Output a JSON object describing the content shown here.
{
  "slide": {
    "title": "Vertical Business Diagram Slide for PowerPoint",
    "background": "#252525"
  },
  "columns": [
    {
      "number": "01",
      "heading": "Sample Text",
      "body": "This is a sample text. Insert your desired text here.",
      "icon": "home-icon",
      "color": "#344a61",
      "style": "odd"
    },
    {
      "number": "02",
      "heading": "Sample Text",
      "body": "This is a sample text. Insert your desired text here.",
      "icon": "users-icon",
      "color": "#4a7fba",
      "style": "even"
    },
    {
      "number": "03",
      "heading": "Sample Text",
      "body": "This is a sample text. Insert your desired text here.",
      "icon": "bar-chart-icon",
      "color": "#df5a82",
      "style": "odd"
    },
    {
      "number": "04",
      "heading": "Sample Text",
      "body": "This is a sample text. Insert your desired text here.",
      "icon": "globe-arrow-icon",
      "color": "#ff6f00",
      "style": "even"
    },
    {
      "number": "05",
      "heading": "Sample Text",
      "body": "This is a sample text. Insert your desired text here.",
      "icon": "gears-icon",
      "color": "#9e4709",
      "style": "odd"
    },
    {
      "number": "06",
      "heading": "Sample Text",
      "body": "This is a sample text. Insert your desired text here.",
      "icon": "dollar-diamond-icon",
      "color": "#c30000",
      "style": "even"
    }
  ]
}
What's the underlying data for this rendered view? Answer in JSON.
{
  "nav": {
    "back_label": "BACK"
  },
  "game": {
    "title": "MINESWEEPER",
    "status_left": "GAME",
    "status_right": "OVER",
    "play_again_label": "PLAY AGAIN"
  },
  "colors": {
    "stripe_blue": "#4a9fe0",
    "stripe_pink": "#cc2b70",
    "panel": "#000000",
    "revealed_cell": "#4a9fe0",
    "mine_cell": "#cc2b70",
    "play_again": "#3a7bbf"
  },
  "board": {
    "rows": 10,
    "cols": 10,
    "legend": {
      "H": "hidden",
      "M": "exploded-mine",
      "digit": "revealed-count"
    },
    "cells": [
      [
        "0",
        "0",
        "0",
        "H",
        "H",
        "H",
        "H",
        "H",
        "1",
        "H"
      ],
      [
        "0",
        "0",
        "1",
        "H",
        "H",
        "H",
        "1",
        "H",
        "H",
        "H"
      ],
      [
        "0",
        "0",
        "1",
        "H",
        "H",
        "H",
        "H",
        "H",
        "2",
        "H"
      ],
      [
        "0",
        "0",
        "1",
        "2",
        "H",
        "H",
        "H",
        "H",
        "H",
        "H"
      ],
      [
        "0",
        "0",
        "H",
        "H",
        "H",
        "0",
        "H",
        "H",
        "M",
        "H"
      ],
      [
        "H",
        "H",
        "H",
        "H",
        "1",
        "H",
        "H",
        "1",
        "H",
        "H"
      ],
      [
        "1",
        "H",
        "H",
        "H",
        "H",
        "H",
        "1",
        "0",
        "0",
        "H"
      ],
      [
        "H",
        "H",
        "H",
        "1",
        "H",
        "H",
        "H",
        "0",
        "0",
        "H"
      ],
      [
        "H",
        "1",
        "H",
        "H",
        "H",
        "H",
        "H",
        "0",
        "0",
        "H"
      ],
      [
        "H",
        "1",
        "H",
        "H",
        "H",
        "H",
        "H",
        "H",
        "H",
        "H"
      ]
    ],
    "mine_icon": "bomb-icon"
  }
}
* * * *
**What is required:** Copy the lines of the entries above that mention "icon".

**Answer box:**
      "icon": "home-icon",
      "icon": "users-icon",
      "icon": "bar-chart-icon",
      "icon": "globe-arrow-icon",
      "icon": "gears-icon",
      "icon": "dollar-diamond-icon",
    "mine_icon": "bomb-icon"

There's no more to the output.